* [TASK STATEMENT]:
Give the records below again, word for word. No pictures belong in the copy.
----------------
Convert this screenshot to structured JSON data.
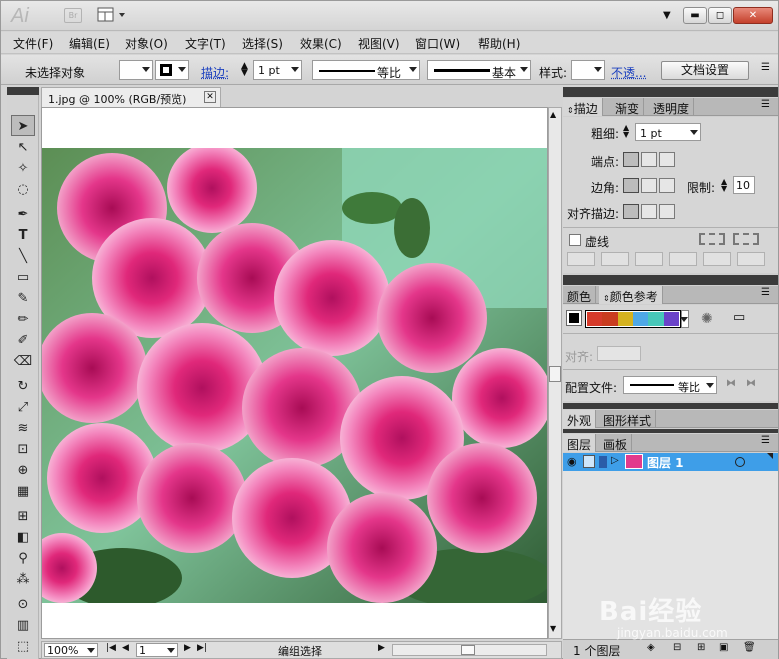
{
  "app": {
    "logo": "Ai",
    "bridge_label": "Br",
    "window_controls": {
      "minimize": "▬",
      "restore": "◻",
      "close": "✕"
    }
  },
  "menu": [
    "文件(F)",
    "编辑(E)",
    "对象(O)",
    "文字(T)",
    "选择(S)",
    "效果(C)",
    "视图(V)",
    "窗口(W)",
    "帮助(H)"
  ],
  "control_bar": {
    "selection_status": "未选择对象",
    "stroke_label": "描边:",
    "stroke_weight": "1 pt",
    "profile_label": "等比",
    "brush_label": "基本",
    "style_label": "样式:",
    "opacity_link": "不透...",
    "doc_setup_button": "文档设置"
  },
  "document": {
    "tab_title": "1.jpg @ 100% (RGB/预览)",
    "zoom": "100%",
    "artboard": "1",
    "status_text": "编组选择"
  },
  "panels": {
    "stroke_group": {
      "tabs": [
        "描边",
        "渐变",
        "透明度"
      ],
      "weight_label": "粗细:",
      "weight_value": "1 pt",
      "cap_label": "端点:",
      "corner_label": "边角:",
      "limit_label": "限制:",
      "limit_value": "10",
      "align_label": "对齐描边:",
      "dashed_label": "虚线"
    },
    "color_group": {
      "tabs": [
        "颜色",
        "颜色参考"
      ],
      "guide_swatches": [
        "#d63a2a",
        "#c93c1f",
        "#d4b21f",
        "#4ea8e6",
        "#47c7b9",
        "#6a42c9"
      ],
      "align_label": "对齐:",
      "profile_label": "配置文件:",
      "profile_value": "等比"
    },
    "appearance_group": {
      "tabs": [
        "外观",
        "图形样式"
      ]
    },
    "layers_group": {
      "tabs": [
        "图层",
        "画板"
      ],
      "layer_name": "图层 1",
      "layer_count": "1 个图层"
    }
  },
  "watermark": {
    "brand": "Bai经验",
    "url": "jingyan.baidu.com"
  }
}
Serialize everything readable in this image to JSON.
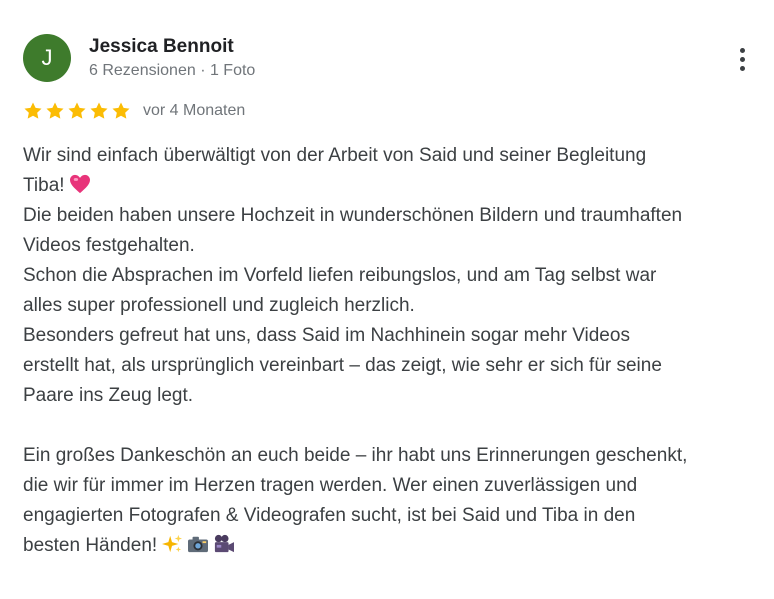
{
  "reviewer": {
    "avatar_letter": "J",
    "avatar_color": "#3e7b2c",
    "name": "Jessica Bennoit",
    "meta": "6 Rezensionen · 1 Foto"
  },
  "menu": {
    "icon": "more-vertical-icon"
  },
  "rating": {
    "stars": 5,
    "max_stars": 5,
    "star_color": "#fbbc04",
    "time": "vor 4 Monaten"
  },
  "review": {
    "line_1": "Wir sind einfach überwältigt von der Arbeit von Said und seiner Begleitung\nTiba!",
    "emoji_1": "heart-emoji-icon",
    "paragraph_1": "Die beiden haben unsere Hochzeit in wunderschönen Bildern und traumhaften\nVideos festgehalten.\nSchon die Absprachen im Vorfeld liefen reibungslos, und am Tag selbst war\nalles super professionell und zugleich herzlich.\nBesonders gefreut hat uns, dass Said im Nachhinein sogar mehr Videos\nerstellt hat, als ursprünglich vereinbart – das zeigt, wie sehr er sich für seine\nPaare ins Zeug legt.\n\nEin großes Dankeschön an euch beide – ihr habt uns Erinnerungen geschenkt,\ndie wir für immer im Herzen tragen werden. Wer einen zuverlässigen und\nengagierten Fotografen & Videografen sucht, ist bei Said und Tiba in den\nbesten Händen!",
    "end_emojis": [
      "sparkles-emoji-icon",
      "camera-emoji-icon",
      "movie-camera-emoji-icon"
    ]
  }
}
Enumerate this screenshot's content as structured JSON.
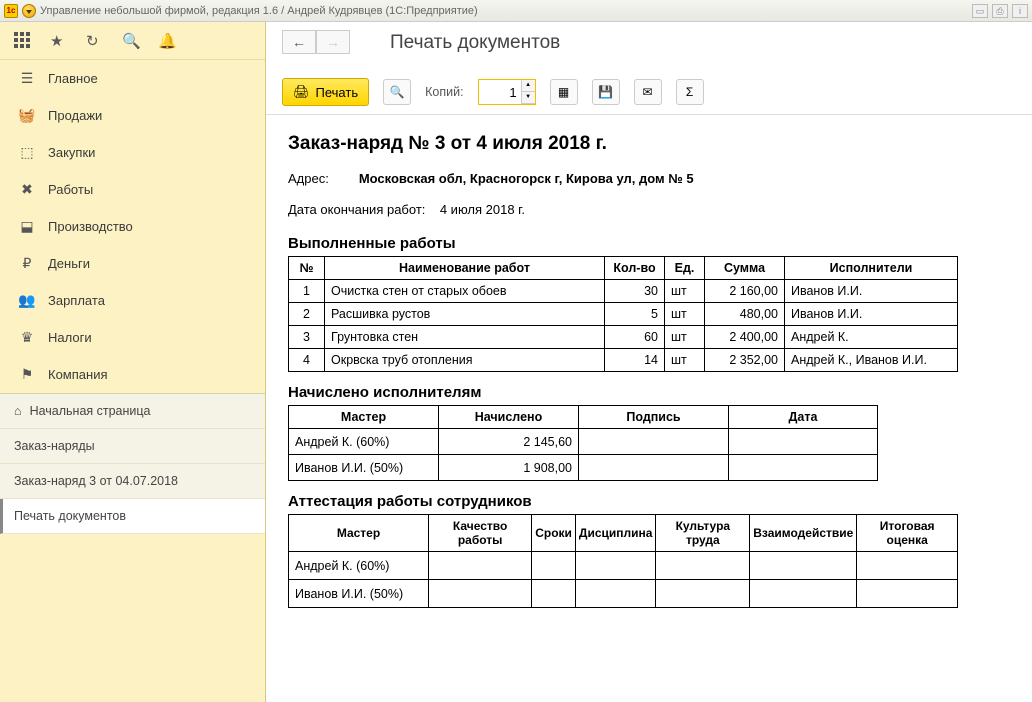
{
  "app": {
    "title": "Управление небольшой фирмой, редакция 1.6 / Андрей Кудрявцев  (1С:Предприятие)"
  },
  "sidebar": {
    "items": [
      {
        "icon": "☰",
        "label": "Главное"
      },
      {
        "icon": "🧺",
        "label": "Продажи"
      },
      {
        "icon": "⬚",
        "label": "Закупки"
      },
      {
        "icon": "✖",
        "label": "Работы"
      },
      {
        "icon": "⬓",
        "label": "Производство"
      },
      {
        "icon": "₽",
        "label": "Деньги"
      },
      {
        "icon": "👥",
        "label": "Зарплата"
      },
      {
        "icon": "♛",
        "label": "Налоги"
      },
      {
        "icon": "⚑",
        "label": "Компания"
      }
    ],
    "sub": [
      {
        "icon": "⌂",
        "label": "Начальная страница"
      },
      {
        "icon": "",
        "label": "Заказ-наряды"
      },
      {
        "icon": "",
        "label": "Заказ-наряд 3 от 04.07.2018"
      },
      {
        "icon": "",
        "label": "Печать документов"
      }
    ]
  },
  "page": {
    "title": "Печать документов",
    "print_label": "Печать",
    "copies_label": "Копий:",
    "copies_value": "1"
  },
  "document": {
    "title": "Заказ-наряд № 3 от 4 июля 2018 г.",
    "address_label": "Адрес:",
    "address_value": "Московская обл, Красногорск г, Кирова ул, дом № 5",
    "enddate_label": "Дата окончания работ:",
    "enddate_value": "4 июля 2018 г.",
    "works": {
      "heading": "Выполненные работы",
      "headers": [
        "№",
        "Наименование работ",
        "Кол-во",
        "Ед.",
        "Сумма",
        "Исполнители"
      ],
      "rows": [
        {
          "n": "1",
          "name": "Очистка стен от старых обоев",
          "qty": "30",
          "unit": "шт",
          "sum": "2 160,00",
          "exec": "Иванов И.И."
        },
        {
          "n": "2",
          "name": "Расшивка рустов",
          "qty": "5",
          "unit": "шт",
          "sum": "480,00",
          "exec": "Иванов И.И."
        },
        {
          "n": "3",
          "name": "Грунтовка стен",
          "qty": "60",
          "unit": "шт",
          "sum": "2 400,00",
          "exec": "Андрей К."
        },
        {
          "n": "4",
          "name": "Окрвска труб отопления",
          "qty": "14",
          "unit": "шт",
          "sum": "2 352,00",
          "exec": "Андрей К., Иванов И.И."
        }
      ]
    },
    "accrued": {
      "heading": "Начислено исполнителям",
      "headers": [
        "Мастер",
        "Начислено",
        "Подпись",
        "Дата"
      ],
      "rows": [
        {
          "master": "Андрей К. (60%)",
          "amount": "2 145,60"
        },
        {
          "master": "Иванов И.И. (50%)",
          "amount": "1 908,00"
        }
      ]
    },
    "attest": {
      "heading": "Аттестация работы сотрудников",
      "headers": [
        "Мастер",
        "Качество работы",
        "Сроки",
        "Дисциплина",
        "Культура труда",
        "Взаимодействие",
        "Итоговая оценка"
      ],
      "rows": [
        {
          "master": "Андрей К. (60%)"
        },
        {
          "master": "Иванов И.И. (50%)"
        }
      ]
    }
  }
}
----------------
* [RESPONSE]:
Convert this screenshot to structured JSON data.
{
  "app": {
    "logo": "Ai",
    "bridge_label": "Br",
    "window_controls": {
      "minimize": "▬",
      "restore": "◻",
      "close": "✕"
    }
  },
  "menu": [
    "文件(F)",
    "编辑(E)",
    "对象(O)",
    "文字(T)",
    "选择(S)",
    "效果(C)",
    "视图(V)",
    "窗口(W)",
    "帮助(H)"
  ],
  "control_bar": {
    "selection_status": "未选择对象",
    "stroke_label": "描边:",
    "stroke_weight": "1 pt",
    "profile_label": "等比",
    "brush_label": "基本",
    "style_label": "样式:",
    "opacity_link": "不透...",
    "doc_setup_button": "文档设置"
  },
  "document": {
    "tab_title": "1.jpg @ 100% (RGB/预览)",
    "zoom": "100%",
    "artboard": "1",
    "status_text": "编组选择"
  },
  "panels": {
    "stroke_group": {
      "tabs": [
        "描边",
        "渐变",
        "透明度"
      ],
      "weight_label": "粗细:",
      "weight_value": "1 pt",
      "cap_label": "端点:",
      "corner_label": "边角:",
      "limit_label": "限制:",
      "limit_value": "10",
      "align_label": "对齐描边:",
      "dashed_label": "虚线"
    },
    "color_group": {
      "tabs": [
        "颜色",
        "颜色参考"
      ],
      "guide_swatches": [
        "#d63a2a",
        "#c93c1f",
        "#d4b21f",
        "#4ea8e6",
        "#47c7b9",
        "#6a42c9"
      ],
      "align_label": "对齐:",
      "profile_label": "配置文件:",
      "profile_value": "等比"
    },
    "appearance_group": {
      "tabs": [
        "外观",
        "图形样式"
      ]
    },
    "layers_group": {
      "tabs": [
        "图层",
        "画板"
      ],
      "layer_name": "图层 1",
      "layer_count": "1 个图层"
    }
  },
  "watermark": {
    "brand": "Bai经验",
    "url": "jingyan.baidu.com"
  }
}
Serialize everything readable in this image to JSON.
{
  "reviewer": {
    "avatar_letter": "J",
    "avatar_color": "#3e7b2c",
    "name": "Jessica Bennoit",
    "meta": "6 Rezensionen · 1 Foto"
  },
  "menu": {
    "icon": "more-vertical-icon"
  },
  "rating": {
    "stars": 5,
    "max_stars": 5,
    "star_color": "#fbbc04",
    "time": "vor 4 Monaten"
  },
  "review": {
    "line_1": "Wir sind einfach überwältigt von der Arbeit von Said und seiner Begleitung\nTiba!",
    "emoji_1": "heart-emoji-icon",
    "paragraph_1": "Die beiden haben unsere Hochzeit in wunderschönen Bildern und traumhaften\nVideos festgehalten.\nSchon die Absprachen im Vorfeld liefen reibungslos, und am Tag selbst war\nalles super professionell und zugleich herzlich.\nBesonders gefreut hat uns, dass Said im Nachhinein sogar mehr Videos\nerstellt hat, als ursprünglich vereinbart – das zeigt, wie sehr er sich für seine\nPaare ins Zeug legt.\n\nEin großes Dankeschön an euch beide – ihr habt uns Erinnerungen geschenkt,\ndie wir für immer im Herzen tragen werden. Wer einen zuverlässigen und\nengagierten Fotografen & Videografen sucht, ist bei Said und Tiba in den\nbesten Händen!",
    "end_emojis": [
      "sparkles-emoji-icon",
      "camera-emoji-icon",
      "movie-camera-emoji-icon"
    ]
  }
}
Enumerate this screenshot's content as structured JSON.
{
  "app": {
    "title": "Управление небольшой фирмой, редакция 1.6 / Андрей Кудрявцев  (1С:Предприятие)"
  },
  "sidebar": {
    "items": [
      {
        "icon": "☰",
        "label": "Главное"
      },
      {
        "icon": "🧺",
        "label": "Продажи"
      },
      {
        "icon": "⬚",
        "label": "Закупки"
      },
      {
        "icon": "✖",
        "label": "Работы"
      },
      {
        "icon": "⬓",
        "label": "Производство"
      },
      {
        "icon": "₽",
        "label": "Деньги"
      },
      {
        "icon": "👥",
        "label": "Зарплата"
      },
      {
        "icon": "♛",
        "label": "Налоги"
      },
      {
        "icon": "⚑",
        "label": "Компания"
      }
    ],
    "sub": [
      {
        "icon": "⌂",
        "label": "Начальная страница"
      },
      {
        "icon": "",
        "label": "Заказ-наряды"
      },
      {
        "icon": "",
        "label": "Заказ-наряд 3 от 04.07.2018"
      },
      {
        "icon": "",
        "label": "Печать документов"
      }
    ]
  },
  "page": {
    "title": "Печать документов",
    "print_label": "Печать",
    "copies_label": "Копий:",
    "copies_value": "1"
  },
  "document": {
    "title": "Заказ-наряд № 3 от 4 июля 2018 г.",
    "address_label": "Адрес:",
    "address_value": "Московская обл, Красногорск г, Кирова ул, дом № 5",
    "enddate_label": "Дата окончания работ:",
    "enddate_value": "4 июля 2018 г.",
    "works": {
      "heading": "Выполненные работы",
      "headers": [
        "№",
        "Наименование работ",
        "Кол-во",
        "Ед.",
        "Сумма",
        "Исполнители"
      ],
      "rows": [
        {
          "n": "1",
          "name": "Очистка стен от старых обоев",
          "qty": "30",
          "unit": "шт",
          "sum": "2 160,00",
          "exec": "Иванов И.И."
        },
        {
          "n": "2",
          "name": "Расшивка рустов",
          "qty": "5",
          "unit": "шт",
          "sum": "480,00",
          "exec": "Иванов И.И."
        },
        {
          "n": "3",
          "name": "Грунтовка стен",
          "qty": "60",
          "unit": "шт",
          "sum": "2 400,00",
          "exec": "Андрей К."
        },
        {
          "n": "4",
          "name": "Окрвска труб отопления",
          "qty": "14",
          "unit": "шт",
          "sum": "2 352,00",
          "exec": "Андрей К., Иванов И.И."
        }
      ]
    },
    "accrued": {
      "heading": "Начислено исполнителям",
      "headers": [
        "Мастер",
        "Начислено",
        "Подпись",
        "Дата"
      ],
      "rows": [
        {
          "master": "Андрей К. (60%)",
          "amount": "2 145,60"
        },
        {
          "master": "Иванов И.И. (50%)",
          "amount": "1 908,00"
        }
      ]
    },
    "attest": {
      "heading": "Аттестация работы сотрудников",
      "headers": [
        "Мастер",
        "Качество работы",
        "Сроки",
        "Дисциплина",
        "Культура труда",
        "Взаимодействие",
        "Итоговая оценка"
      ],
      "rows": [
        {
          "master": "Андрей К. (60%)"
        },
        {
          "master": "Иванов И.И. (50%)"
        }
      ]
    }
  }
}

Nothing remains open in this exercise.